Anyone one who knows anything about wine has heard of Chianti. Italian wines like Amarone, Pinot Grigio, Barolo, Brunello and even the enigmatic moniker “Super Tuscan” are ubiquitous in the wine world.
Wine is made throughout Italy, even offshore of the mainland, and although wine drinkers might be well aware that there’s a lot of wine made on the island of Sicily, they may not know that good wine is also made in Sardinia, the second largest island in the Mediterranean Sea.
Two wines from top Sardinian producer Agricola Punica were showcased at a recent lunch hosted at Luca by one of its joint venture owners, Sebastiano Rosa. Others involved in the joint venture include the Sardinian winery Cantina di Santadi, the famous Tuscan winery Tenuta San Guido, and Santadi President Antonello Pilloni. Legendary Tuscan consulting winemaker Giacomo Tachis was also involved until his death in 2016.
“It’s a project we started more than 10 years ago,” said Rosa. “As a winemaker, I was always in love with Sardinia.” The inspiration behind the Agricola Punica project is the grape Carignan. Thought to have originated in Spain, where it is known as Mazuelo and Cariñena, it is a grape that usually plays second – or third or fourth – fiddle in red wine blends. It is a late-budding and late-ripening grape that is susceptible to rain-caused rot and mildew, so it needs a very warm climate with a long, dry growing season. Rosa says Sardinia is perfect for Carignano, which is what Carignan is called in Italy.
“In Sardinia, we really found its best terroir,” he said. “The summers are very sunny, with intense, pure light.” The warm climate conditions help keep Carignano’s naturally high acidity in check and allow for enough ripe, red fruit flavours to soften the grape’s high tannins.
Both of the Agricolo Punica wines, Montessu and Barrua, allow Carignano to take the starring role. Montessu blends 60 percent Carignano wine with 10 percent each of Syrah, Cabernet Sauvignon, Cabernet Franc and Merlot.
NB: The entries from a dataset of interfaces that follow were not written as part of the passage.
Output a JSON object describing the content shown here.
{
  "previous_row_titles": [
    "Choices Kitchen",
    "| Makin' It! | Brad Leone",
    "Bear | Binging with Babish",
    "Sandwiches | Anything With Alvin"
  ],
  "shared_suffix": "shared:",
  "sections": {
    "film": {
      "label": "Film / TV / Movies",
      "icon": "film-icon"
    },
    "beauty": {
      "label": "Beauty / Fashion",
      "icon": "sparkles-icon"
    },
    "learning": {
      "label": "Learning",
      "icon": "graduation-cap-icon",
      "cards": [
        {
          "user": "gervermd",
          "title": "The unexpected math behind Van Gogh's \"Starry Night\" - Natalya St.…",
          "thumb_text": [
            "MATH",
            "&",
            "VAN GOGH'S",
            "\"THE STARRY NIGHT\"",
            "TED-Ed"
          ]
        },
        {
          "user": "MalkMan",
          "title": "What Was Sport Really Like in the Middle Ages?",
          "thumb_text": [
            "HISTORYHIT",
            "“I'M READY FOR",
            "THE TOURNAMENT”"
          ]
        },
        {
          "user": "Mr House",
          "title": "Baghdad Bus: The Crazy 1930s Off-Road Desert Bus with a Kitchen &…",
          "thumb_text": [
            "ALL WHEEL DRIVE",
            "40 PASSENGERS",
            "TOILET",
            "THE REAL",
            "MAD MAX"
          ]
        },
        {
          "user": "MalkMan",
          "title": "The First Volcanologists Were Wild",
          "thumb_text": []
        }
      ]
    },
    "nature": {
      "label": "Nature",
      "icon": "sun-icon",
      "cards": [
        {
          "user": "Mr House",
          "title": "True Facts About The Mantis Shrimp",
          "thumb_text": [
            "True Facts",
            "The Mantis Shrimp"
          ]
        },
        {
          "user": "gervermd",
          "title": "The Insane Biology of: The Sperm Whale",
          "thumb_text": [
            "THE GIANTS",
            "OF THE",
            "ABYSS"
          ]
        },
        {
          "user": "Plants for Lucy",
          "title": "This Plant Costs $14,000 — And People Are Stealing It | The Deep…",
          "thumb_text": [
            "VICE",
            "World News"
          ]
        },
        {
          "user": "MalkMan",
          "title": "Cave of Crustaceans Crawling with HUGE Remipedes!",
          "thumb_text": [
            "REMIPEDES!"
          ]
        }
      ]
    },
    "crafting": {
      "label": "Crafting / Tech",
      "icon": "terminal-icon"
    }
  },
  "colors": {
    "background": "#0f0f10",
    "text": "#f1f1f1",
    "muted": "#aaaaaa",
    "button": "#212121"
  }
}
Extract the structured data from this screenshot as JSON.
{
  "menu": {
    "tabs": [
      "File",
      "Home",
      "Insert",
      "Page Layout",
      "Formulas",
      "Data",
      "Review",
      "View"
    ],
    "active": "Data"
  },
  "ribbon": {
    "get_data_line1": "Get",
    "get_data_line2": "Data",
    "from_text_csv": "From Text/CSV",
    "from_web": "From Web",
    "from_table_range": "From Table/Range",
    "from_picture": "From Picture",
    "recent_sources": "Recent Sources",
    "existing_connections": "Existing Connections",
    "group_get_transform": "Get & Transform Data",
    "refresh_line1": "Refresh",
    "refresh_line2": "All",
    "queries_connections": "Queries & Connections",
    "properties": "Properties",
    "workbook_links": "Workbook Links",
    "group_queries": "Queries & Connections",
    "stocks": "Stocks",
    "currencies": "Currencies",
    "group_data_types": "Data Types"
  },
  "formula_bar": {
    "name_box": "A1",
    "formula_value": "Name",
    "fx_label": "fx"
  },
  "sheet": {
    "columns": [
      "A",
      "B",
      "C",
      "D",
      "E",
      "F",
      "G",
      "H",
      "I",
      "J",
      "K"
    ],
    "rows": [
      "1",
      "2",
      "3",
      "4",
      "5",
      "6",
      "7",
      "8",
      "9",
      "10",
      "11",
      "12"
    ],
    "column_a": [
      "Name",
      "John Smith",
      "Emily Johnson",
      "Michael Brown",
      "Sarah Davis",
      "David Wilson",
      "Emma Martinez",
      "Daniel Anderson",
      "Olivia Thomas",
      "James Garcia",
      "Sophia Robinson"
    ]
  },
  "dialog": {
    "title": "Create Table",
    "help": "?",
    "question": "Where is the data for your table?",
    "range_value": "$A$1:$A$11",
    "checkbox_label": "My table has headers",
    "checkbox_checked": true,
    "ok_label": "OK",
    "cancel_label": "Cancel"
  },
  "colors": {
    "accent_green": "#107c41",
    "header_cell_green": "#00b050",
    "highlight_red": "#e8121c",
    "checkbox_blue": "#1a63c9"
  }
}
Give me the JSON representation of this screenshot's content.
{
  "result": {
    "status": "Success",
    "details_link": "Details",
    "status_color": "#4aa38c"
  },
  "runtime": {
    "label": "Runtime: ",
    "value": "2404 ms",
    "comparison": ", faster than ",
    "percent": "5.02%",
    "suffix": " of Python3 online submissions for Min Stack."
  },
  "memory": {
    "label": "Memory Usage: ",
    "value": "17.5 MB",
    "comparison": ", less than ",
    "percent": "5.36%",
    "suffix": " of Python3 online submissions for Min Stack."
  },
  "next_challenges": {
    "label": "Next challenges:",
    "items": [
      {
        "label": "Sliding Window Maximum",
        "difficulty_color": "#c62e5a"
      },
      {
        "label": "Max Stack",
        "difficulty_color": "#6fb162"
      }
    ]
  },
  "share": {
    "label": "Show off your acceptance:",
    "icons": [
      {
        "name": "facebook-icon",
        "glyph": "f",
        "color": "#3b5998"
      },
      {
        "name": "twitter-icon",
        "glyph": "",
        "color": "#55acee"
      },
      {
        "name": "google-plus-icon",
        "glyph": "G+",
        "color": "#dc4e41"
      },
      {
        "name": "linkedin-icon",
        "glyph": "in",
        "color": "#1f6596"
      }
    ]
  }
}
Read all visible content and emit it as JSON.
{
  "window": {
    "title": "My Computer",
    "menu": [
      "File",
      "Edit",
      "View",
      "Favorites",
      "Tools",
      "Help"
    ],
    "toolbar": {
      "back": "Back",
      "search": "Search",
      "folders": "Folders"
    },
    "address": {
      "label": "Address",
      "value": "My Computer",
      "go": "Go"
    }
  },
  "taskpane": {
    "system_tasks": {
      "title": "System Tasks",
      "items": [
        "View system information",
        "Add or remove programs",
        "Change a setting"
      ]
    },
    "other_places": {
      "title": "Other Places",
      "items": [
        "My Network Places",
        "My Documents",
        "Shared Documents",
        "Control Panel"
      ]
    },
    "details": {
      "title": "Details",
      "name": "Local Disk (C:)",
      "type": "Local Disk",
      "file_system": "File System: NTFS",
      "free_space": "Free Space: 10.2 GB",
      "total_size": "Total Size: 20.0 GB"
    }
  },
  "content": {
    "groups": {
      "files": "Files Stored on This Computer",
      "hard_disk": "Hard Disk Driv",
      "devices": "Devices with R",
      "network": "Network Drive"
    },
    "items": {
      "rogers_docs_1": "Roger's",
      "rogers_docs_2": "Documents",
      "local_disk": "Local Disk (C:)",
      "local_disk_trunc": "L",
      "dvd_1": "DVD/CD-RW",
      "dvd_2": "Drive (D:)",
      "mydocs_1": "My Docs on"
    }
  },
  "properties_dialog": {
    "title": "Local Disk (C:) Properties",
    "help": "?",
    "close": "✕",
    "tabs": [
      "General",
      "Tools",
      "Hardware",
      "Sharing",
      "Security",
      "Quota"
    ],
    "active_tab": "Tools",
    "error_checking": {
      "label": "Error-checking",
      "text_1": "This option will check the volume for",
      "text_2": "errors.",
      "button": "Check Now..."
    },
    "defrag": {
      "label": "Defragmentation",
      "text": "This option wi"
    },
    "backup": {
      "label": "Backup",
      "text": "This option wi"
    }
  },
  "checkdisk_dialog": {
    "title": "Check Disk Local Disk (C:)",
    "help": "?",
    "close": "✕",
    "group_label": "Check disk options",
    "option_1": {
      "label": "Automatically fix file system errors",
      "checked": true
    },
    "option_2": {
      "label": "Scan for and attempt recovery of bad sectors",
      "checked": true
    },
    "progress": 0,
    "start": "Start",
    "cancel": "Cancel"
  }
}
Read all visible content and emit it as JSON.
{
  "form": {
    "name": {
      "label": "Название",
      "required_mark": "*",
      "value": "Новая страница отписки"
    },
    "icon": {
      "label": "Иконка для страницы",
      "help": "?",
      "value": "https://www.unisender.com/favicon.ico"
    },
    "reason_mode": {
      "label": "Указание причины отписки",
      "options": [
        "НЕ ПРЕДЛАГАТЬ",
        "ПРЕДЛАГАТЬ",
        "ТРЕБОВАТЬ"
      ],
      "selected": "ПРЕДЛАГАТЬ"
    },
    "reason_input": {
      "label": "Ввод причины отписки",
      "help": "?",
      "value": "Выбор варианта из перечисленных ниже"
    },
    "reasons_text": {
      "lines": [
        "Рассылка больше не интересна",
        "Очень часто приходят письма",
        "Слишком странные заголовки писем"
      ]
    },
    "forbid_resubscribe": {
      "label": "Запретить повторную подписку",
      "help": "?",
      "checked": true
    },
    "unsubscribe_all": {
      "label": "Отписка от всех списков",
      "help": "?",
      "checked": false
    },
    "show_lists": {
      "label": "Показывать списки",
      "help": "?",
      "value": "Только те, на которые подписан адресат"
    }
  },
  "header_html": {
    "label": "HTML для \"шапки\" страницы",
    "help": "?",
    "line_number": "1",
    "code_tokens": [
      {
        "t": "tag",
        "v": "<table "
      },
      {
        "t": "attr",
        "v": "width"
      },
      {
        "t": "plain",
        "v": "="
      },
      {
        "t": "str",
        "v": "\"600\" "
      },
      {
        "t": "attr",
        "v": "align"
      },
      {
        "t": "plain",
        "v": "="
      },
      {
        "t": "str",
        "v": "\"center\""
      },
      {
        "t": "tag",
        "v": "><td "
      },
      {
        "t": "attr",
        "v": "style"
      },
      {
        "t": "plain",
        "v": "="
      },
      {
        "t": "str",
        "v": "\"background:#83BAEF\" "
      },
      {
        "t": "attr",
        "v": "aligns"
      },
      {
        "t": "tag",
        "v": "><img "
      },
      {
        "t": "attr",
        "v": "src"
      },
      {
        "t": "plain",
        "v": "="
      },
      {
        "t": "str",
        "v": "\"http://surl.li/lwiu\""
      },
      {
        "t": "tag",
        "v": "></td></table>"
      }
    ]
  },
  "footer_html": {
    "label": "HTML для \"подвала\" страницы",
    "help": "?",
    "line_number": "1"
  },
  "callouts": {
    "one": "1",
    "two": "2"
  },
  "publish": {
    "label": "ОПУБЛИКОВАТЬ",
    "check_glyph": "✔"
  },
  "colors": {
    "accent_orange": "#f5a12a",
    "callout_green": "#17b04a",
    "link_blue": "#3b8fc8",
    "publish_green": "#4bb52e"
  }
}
There’s an even higher percentage of the star grape in Barrua, with 85 percent Carignano wine blended with 10 percent Cabernet Sauvignon and five percent Merlot.
The Sardinian terroir combined with a unique blend and winemaking excellence produces wines that have the fruit flavours found in many New World red wines and the elegance associated with Old World wines. The wines surprise people, Rosa said.
“Everybody thinks Montessu is like Cabernet Sauvignon. It’s not; it’s more like Pinot Noir,” he said. Selling wines from a little-known wine region made predominantly with a lesser-known grape sounds difficult, but Agricola Punica has a great sales hook: its connection with Tenuta San Guido, the makers of perhaps the most famous Super Tuscan wine of all, Sassicaia.
“We sell the wines very well when we make the connection with Sassicaia,” Rosa said with a smile.
Both Montessu ($36) and Barrua ($66.90) are available at West Indies Wine Company, BlackBeard’s and Big Daddy’s.